Morel provided reports on the Regional District of Kootenay Boundary (RDKB), parts of which were supplied by Nightingale and Moore. The RDKB is seeking grants to help with the wastewater treatment upgrade for the “Columbia Pollution Control Centre” (CPCC), and has created an infographic (below) to help publicize the many benefits of the upgrade, both local and international. The accompanying texts points out, inter alia, “Upgrades to the CPCC from primary to secondary sewage treatment are of vital importance to Columbia River ecosystems and to tens of thousands of residents as well as to First Nations on both sides of the Canada-US border.”
(Report continues below graphic)
Nightingale reported that the Mid-town transition team is focusing on reducing energy requirements, and looking for additional grants to reduce costs.

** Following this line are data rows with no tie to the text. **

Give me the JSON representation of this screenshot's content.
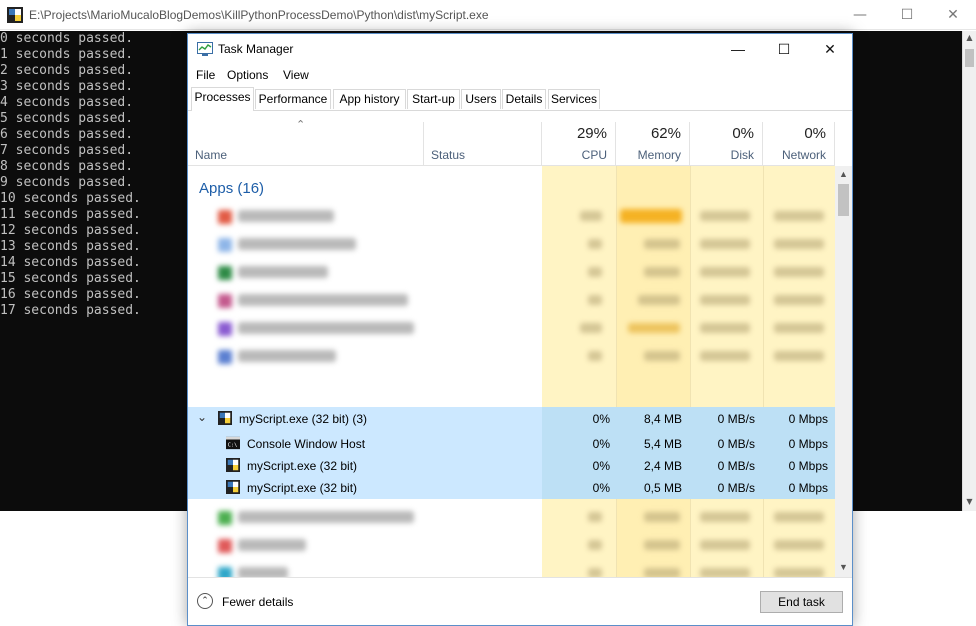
{
  "console": {
    "title": "E:\\Projects\\MarioMucaloBlogDemos\\KillPythonProcessDemo\\Python\\dist\\myScript.exe",
    "lines": [
      "0 seconds passed.",
      "1 seconds passed.",
      "2 seconds passed.",
      "3 seconds passed.",
      "4 seconds passed.",
      "5 seconds passed.",
      "6 seconds passed.",
      "7 seconds passed.",
      "8 seconds passed.",
      "9 seconds passed.",
      "10 seconds passed.",
      "11 seconds passed.",
      "12 seconds passed.",
      "13 seconds passed.",
      "14 seconds passed.",
      "15 seconds passed.",
      "16 seconds passed.",
      "17 seconds passed."
    ]
  },
  "taskmanager": {
    "title": "Task Manager",
    "menu": [
      "File",
      "Options",
      "View"
    ],
    "tabs": [
      "Processes",
      "Performance",
      "App history",
      "Start-up",
      "Users",
      "Details",
      "Services"
    ],
    "active_tab": "Processes",
    "columns": {
      "name": "Name",
      "status": "Status",
      "cpu": {
        "pct": "29%",
        "label": "CPU"
      },
      "memory": {
        "pct": "62%",
        "label": "Memory"
      },
      "disk": {
        "pct": "0%",
        "label": "Disk"
      },
      "network": {
        "pct": "0%",
        "label": "Network"
      }
    },
    "group_label": "Apps (16)",
    "expanded_process": {
      "name": "myScript.exe (32 bit) (3)",
      "cpu": "0%",
      "memory": "8,4 MB",
      "disk": "0 MB/s",
      "network": "0 Mbps"
    },
    "children": [
      {
        "name": "Console Window Host",
        "cpu": "0%",
        "memory": "5,4 MB",
        "disk": "0 MB/s",
        "network": "0 Mbps"
      },
      {
        "name": "myScript.exe (32 bit)",
        "cpu": "0%",
        "memory": "2,4 MB",
        "disk": "0 MB/s",
        "network": "0 Mbps"
      },
      {
        "name": "myScript.exe (32 bit)",
        "cpu": "0%",
        "memory": "0,5 MB",
        "disk": "0 MB/s",
        "network": "0 Mbps"
      }
    ],
    "footer": {
      "fewer_details": "Fewer details",
      "end_task": "End task"
    },
    "colors": {
      "heat_light": "#fff4c4",
      "heat_mid": "#ffe7a3",
      "selection": "#cce8ff",
      "accent": "#1e5ea8"
    }
  }
}
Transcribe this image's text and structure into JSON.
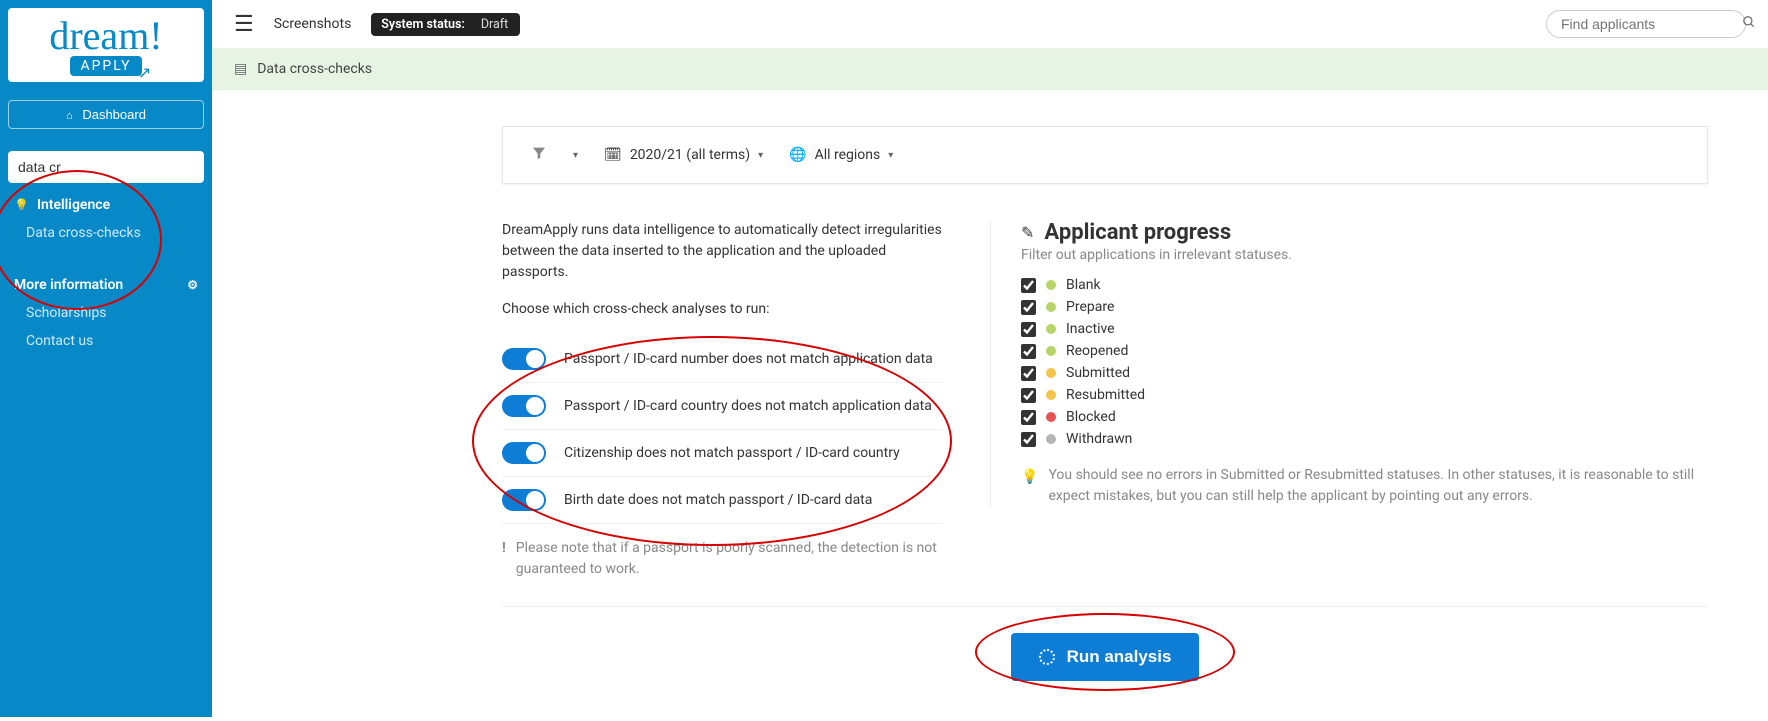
{
  "sidebar": {
    "dashboard_label": "Dashboard",
    "search_value": "data cr",
    "nav_intelligence": "Intelligence",
    "nav_data_cross_checks": "Data cross-checks",
    "section_more_info": "More information",
    "nav_scholarships": "Scholarships",
    "nav_contact_us": "Contact us"
  },
  "topbar": {
    "screenshots_label": "Screenshots",
    "system_status_label": "System status:",
    "system_status_value": "Draft",
    "find_placeholder": "Find applicants"
  },
  "breadcrumb": {
    "title": "Data cross-checks"
  },
  "filter": {
    "term": "2020/21 (all terms)",
    "region": "All regions"
  },
  "analysis": {
    "intro": "DreamApply runs data intelligence to automatically detect irregularities between the data inserted to the application and the uploaded passports.",
    "choose": "Choose which cross-check analyses to run:",
    "options": [
      "Passport / ID-card number does not match application data",
      "Passport / ID-card country does not match application data",
      "Citizenship does not match passport / ID-card country",
      "Birth date does not match passport / ID-card data"
    ],
    "note": "Please note that if a passport is poorly scanned, the detection is not guaranteed to work."
  },
  "progress": {
    "title": "Applicant progress",
    "subtitle": "Filter out applications in irrelevant statuses.",
    "statuses": [
      {
        "label": "Blank",
        "color": "#b7d36a"
      },
      {
        "label": "Prepare",
        "color": "#b7d36a"
      },
      {
        "label": "Inactive",
        "color": "#b7d36a"
      },
      {
        "label": "Reopened",
        "color": "#b7d36a"
      },
      {
        "label": "Submitted",
        "color": "#f3c44b"
      },
      {
        "label": "Resubmitted",
        "color": "#f3c44b"
      },
      {
        "label": "Blocked",
        "color": "#e55353"
      },
      {
        "label": "Withdrawn",
        "color": "#b5b5b5"
      }
    ],
    "tip": "You should see no errors in Submitted or Resubmitted statuses. In other statuses, it is reasonable to still expect mistakes, but you can still help the applicant by pointing out any errors."
  },
  "actions": {
    "run_label": "Run analysis"
  }
}
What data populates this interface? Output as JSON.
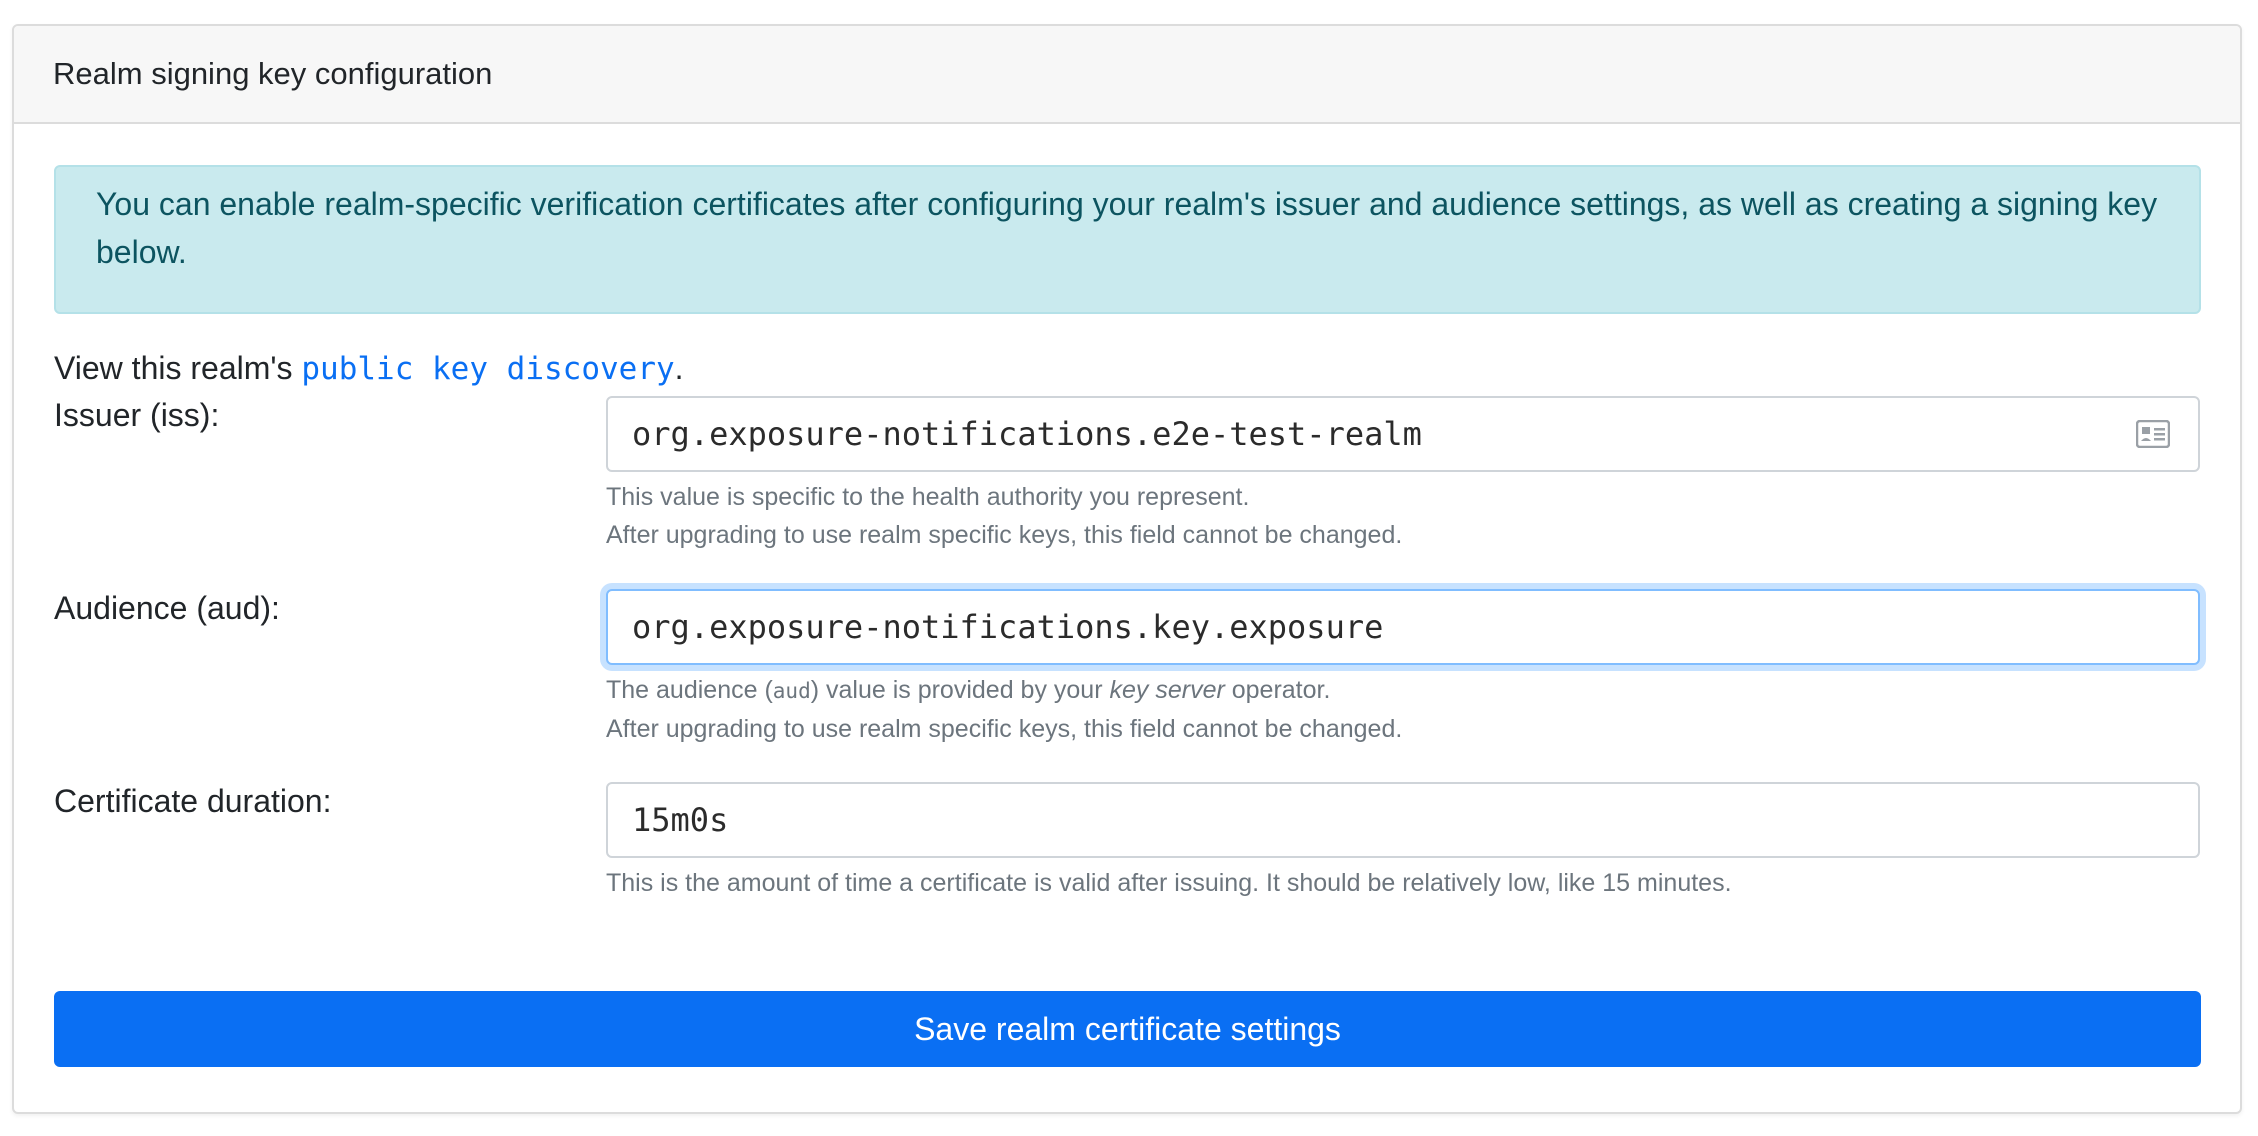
{
  "card": {
    "title": "Realm signing key configuration"
  },
  "alert": {
    "text": "You can enable realm-specific verification certificates after configuring your realm's issuer and audience settings, as well as creating a signing key below."
  },
  "discovery": {
    "prefix": "View this realm's ",
    "link": "public key discovery",
    "suffix": "."
  },
  "issuer": {
    "label": "Issuer (iss):",
    "value": "org.exposure-notifications.e2e-test-realm",
    "icon": "contact-card-icon",
    "help_line1": "This value is specific to the health authority you represent.",
    "help_line2": "After upgrading to use realm specific keys, this field cannot be changed."
  },
  "audience": {
    "label": "Audience (aud):",
    "value": "org.exposure-notifications.key.exposure",
    "help_prefix": "The audience (",
    "help_code": "aud",
    "help_middle": ") value is provided by your ",
    "help_em": "key server",
    "help_suffix": " operator.",
    "help_line2": "After upgrading to use realm specific keys, this field cannot be changed."
  },
  "duration": {
    "label": "Certificate duration:",
    "value": "15m0s",
    "help": "This is the amount of time a certificate is valid after issuing. It should be relatively low, like 15 minutes."
  },
  "save_button": {
    "label": "Save realm certificate settings"
  },
  "colors": {
    "primary": "#0a6ff3",
    "alert_bg": "#c9eaee",
    "alert_text": "#0c5460",
    "focus_border": "#80bdff"
  }
}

Moore drafted a letter to the Union of BC Municipalities suggesting improvements for the next “virtual” meeting, a letter of support for a funding application by the Interior Medical Transport Society(IMTS) seeking funding to reduce their charges for transporting patients to and from distant medical appointments or facilities; and a letter supporting an application for funding by the Kootenay Columbia Trails Society to upgrade the existing Aqueduct ski trail for summer use. Motions to approve and send each letter CARRIED unanimously.
Moore had participated in the Fruitvale to Rossland highway clean-up, and reported that the effort collected “tons of Macdonald’s trash.”
Council then recessed to an in camera session, and your reporter packed up and walked home in the surprisingly warm evening, admiring the waning gibbous moon in all its peach-coloured glory in the eastern sky and the various visible stars twinkling overhead, and watching for bears, who were all somewhere else.